**TASK INSTRUCTIONS**
Each record is to be duplicated exactly, with nothing added.
------------------------------------------------
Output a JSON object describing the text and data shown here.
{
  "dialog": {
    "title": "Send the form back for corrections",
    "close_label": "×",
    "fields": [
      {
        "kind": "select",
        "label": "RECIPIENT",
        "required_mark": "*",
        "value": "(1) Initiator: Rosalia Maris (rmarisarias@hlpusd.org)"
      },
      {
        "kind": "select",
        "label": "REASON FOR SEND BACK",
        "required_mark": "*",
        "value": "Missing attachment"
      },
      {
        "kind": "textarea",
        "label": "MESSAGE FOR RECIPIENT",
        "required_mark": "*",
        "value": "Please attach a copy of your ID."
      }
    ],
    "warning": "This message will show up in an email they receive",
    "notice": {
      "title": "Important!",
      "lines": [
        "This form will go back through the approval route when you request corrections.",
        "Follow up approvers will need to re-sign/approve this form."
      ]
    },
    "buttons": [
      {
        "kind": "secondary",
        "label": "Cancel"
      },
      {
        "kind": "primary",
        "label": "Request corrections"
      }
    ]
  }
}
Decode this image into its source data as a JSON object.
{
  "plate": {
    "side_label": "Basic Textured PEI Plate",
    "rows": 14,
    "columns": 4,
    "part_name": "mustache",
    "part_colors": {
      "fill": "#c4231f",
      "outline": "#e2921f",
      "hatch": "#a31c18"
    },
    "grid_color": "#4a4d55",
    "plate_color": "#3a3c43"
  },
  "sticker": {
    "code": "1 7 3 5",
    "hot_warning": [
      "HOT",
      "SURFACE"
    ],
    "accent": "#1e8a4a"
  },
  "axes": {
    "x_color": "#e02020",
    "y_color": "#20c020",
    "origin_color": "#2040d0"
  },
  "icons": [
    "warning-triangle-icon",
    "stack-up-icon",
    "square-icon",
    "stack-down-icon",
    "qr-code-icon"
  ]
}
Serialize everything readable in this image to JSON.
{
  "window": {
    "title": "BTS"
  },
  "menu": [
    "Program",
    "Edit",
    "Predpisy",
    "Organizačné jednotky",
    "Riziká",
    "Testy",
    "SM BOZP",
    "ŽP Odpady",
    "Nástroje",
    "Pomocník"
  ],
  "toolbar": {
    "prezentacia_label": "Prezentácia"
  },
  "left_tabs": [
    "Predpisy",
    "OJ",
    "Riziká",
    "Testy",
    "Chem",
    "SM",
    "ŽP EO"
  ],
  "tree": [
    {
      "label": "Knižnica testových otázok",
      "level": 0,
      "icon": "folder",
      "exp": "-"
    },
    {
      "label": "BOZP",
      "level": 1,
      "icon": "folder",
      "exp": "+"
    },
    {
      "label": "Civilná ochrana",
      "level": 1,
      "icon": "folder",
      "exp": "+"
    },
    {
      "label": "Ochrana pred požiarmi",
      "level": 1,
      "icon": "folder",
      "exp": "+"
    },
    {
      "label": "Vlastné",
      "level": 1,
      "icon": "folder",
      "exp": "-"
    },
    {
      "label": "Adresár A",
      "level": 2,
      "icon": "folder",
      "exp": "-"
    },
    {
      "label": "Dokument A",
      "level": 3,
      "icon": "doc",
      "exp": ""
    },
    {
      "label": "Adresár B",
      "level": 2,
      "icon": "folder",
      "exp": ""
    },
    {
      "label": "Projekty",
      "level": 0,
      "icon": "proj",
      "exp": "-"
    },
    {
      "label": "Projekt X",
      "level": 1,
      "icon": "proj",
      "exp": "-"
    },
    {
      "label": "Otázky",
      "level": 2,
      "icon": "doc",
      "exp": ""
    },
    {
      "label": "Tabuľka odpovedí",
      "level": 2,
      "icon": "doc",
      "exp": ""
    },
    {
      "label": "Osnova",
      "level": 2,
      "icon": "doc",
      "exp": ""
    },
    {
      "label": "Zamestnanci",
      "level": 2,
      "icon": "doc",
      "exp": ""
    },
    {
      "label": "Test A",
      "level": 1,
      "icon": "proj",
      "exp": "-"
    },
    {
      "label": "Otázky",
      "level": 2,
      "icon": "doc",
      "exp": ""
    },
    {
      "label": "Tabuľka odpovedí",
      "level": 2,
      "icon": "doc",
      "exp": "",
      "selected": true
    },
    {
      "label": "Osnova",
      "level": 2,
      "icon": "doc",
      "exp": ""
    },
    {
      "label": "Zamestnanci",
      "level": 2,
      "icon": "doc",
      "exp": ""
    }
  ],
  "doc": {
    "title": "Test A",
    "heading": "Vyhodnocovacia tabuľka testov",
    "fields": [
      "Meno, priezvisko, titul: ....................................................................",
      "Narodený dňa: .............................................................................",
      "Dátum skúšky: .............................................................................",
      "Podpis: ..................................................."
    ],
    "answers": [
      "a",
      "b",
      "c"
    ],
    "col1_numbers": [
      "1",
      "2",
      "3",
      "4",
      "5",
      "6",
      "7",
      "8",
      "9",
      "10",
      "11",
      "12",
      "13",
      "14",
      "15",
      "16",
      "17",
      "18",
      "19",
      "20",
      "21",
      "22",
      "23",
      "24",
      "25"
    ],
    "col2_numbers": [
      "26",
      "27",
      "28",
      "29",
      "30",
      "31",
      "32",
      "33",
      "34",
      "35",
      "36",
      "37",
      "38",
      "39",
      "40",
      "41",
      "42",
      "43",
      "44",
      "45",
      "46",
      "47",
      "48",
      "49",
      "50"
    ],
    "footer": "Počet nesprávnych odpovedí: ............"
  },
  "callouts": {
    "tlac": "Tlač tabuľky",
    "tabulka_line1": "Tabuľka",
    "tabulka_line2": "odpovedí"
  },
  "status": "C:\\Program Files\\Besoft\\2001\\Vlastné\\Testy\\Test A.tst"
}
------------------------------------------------
**WRITTEN SOLUTION**
Output a JSON object describing the text and data shown here.
{
  "dialog": {
    "title": "Send the form back for corrections",
    "close_label": "×",
    "fields": [
      {
        "kind": "select",
        "label": "RECIPIENT",
        "required_mark": "*",
        "value": "(1) Initiator: Rosalia Maris (rmarisarias@hlpusd.org)"
      },
      {
        "kind": "select",
        "label": "REASON FOR SEND BACK",
        "required_mark": "*",
        "value": "Missing attachment"
      },
      {
        "kind": "textarea",
        "label": "MESSAGE FOR RECIPIENT",
        "required_mark": "*",
        "value": "Please attach a copy of your ID."
      }
    ],
    "warning": "This message will show up in an email they receive",
    "notice": {
      "title": "Important!",
      "lines": [
        "This form will go back through the approval route when you request corrections.",
        "Follow up approvers will need to re-sign/approve this form."
      ]
    },
    "buttons": [
      {
        "kind": "secondary",
        "label": "Cancel"
      },
      {
        "kind": "primary",
        "label": "Request corrections"
      }
    ]
  }
}
Decode this image into its source data as a JSON object.
{
  "plate": {
    "side_label": "Basic Textured PEI Plate",
    "rows": 14,
    "columns": 4,
    "part_name": "mustache",
    "part_colors": {
      "fill": "#c4231f",
      "outline": "#e2921f",
      "hatch": "#a31c18"
    },
    "grid_color": "#4a4d55",
    "plate_color": "#3a3c43"
  },
  "sticker": {
    "code": "1 7 3 5",
    "hot_warning": [
      "HOT",
      "SURFACE"
    ],
    "accent": "#1e8a4a"
  },
  "axes": {
    "x_color": "#e02020",
    "y_color": "#20c020",
    "origin_color": "#2040d0"
  },
  "icons": [
    "warning-triangle-icon",
    "stack-up-icon",
    "square-icon",
    "stack-down-icon",
    "qr-code-icon"
  ]
}
Serialize everything readable in this image to JSON.
{
  "window": {
    "title": "BTS"
  },
  "menu": [
    "Program",
    "Edit",
    "Predpisy",
    "Organizačné jednotky",
    "Riziká",
    "Testy",
    "SM BOZP",
    "ŽP Odpady",
    "Nástroje",
    "Pomocník"
  ],
  "toolbar": {
    "prezentacia_label": "Prezentácia"
  },
  "left_tabs": [
    "Predpisy",
    "OJ",
    "Riziká",
    "Testy",
    "Chem",
    "SM",
    "ŽP EO"
  ],
  "tree": [
    {
      "label": "Knižnica testových otázok",
      "level": 0,
      "icon": "folder",
      "exp": "-"
    },
    {
      "label": "BOZP",
      "level": 1,
      "icon": "folder",
      "exp": "+"
    },
    {
      "label": "Civilná ochrana",
      "level": 1,
      "icon": "folder",
      "exp": "+"
    },
    {
      "label": "Ochrana pred požiarmi",
      "level": 1,
      "icon": "folder",
      "exp": "+"
    },
    {
      "label": "Vlastné",
      "level": 1,
      "icon": "folder",
      "exp": "-"
    },
    {
      "label": "Adresár A",
      "level": 2,
      "icon": "folder",
      "exp": "-"
    },
    {
      "label": "Dokument A",
      "level": 3,
      "icon": "doc",
      "exp": ""
    },
    {
      "label": "Adresár B",
      "level": 2,
      "icon": "folder",
      "exp": ""
    },
    {
      "label": "Projekty",
      "level": 0,
      "icon": "proj",
      "exp": "-"
    },
    {
      "label": "Projekt X",
      "level": 1,
      "icon": "proj",
      "exp": "-"
    },
    {
      "label": "Otázky",
      "level": 2,
      "icon": "doc",
      "exp": ""
    },
    {
      "label": "Tabuľka odpovedí",
      "level": 2,
      "icon": "doc",
      "exp": ""
    },
    {
      "label": "Osnova",
      "level": 2,
      "icon": "doc",
      "exp": ""
    },
    {
      "label": "Zamestnanci",
      "level": 2,
      "icon": "doc",
      "exp": ""
    },
    {
      "label": "Test A",
      "level": 1,
      "icon": "proj",
      "exp": "-"
    },
    {
      "label": "Otázky",
      "level": 2,
      "icon": "doc",
      "exp": ""
    },
    {
      "label": "Tabuľka odpovedí",
      "level": 2,
      "icon": "doc",
      "exp": "",
      "selected": true
    },
    {
      "label": "Osnova",
      "level": 2,
      "icon": "doc",
      "exp": ""
    },
    {
      "label": "Zamestnanci",
      "level": 2,
      "icon": "doc",
      "exp": ""
    }
  ],
  "doc": {
    "title": "Test A",
    "heading": "Vyhodnocovacia tabuľka testov",
    "fields": [
      "Meno, priezvisko, titul: ....................................................................",
      "Narodený dňa: .............................................................................",
      "Dátum skúšky: .............................................................................",
      "Podpis: ..................................................."
    ],
    "answers": [
      "a",
      "b",
      "c"
    ],
    "col1_numbers": [
      "1",
      "2",
      "3",
      "4",
      "5",
      "6",
      "7",
      "8",
      "9",
      "10",
      "11",
      "12",
      "13",
      "14",
      "15",
      "16",
      "17",
      "18",
      "19",
      "20",
      "21",
      "22",
      "23",
      "24",
      "25"
    ],
    "col2_numbers": [
      "26",
      "27",
      "28",
      "29",
      "30",
      "31",
      "32",
      "33",
      "34",
      "35",
      "36",
      "37",
      "38",
      "39",
      "40",
      "41",
      "42",
      "43",
      "44",
      "45",
      "46",
      "47",
      "48",
      "49",
      "50"
    ],
    "footer": "Počet nesprávnych odpovedí: ............"
  },
  "callouts": {
    "tlac": "Tlač tabuľky",
    "tabulka_line1": "Tabuľka",
    "tabulka_line2": "odpovedí"
  },
  "status": "C:\\Program Files\\Besoft\\2001\\Vlastné\\Testy\\Test A.tst"
}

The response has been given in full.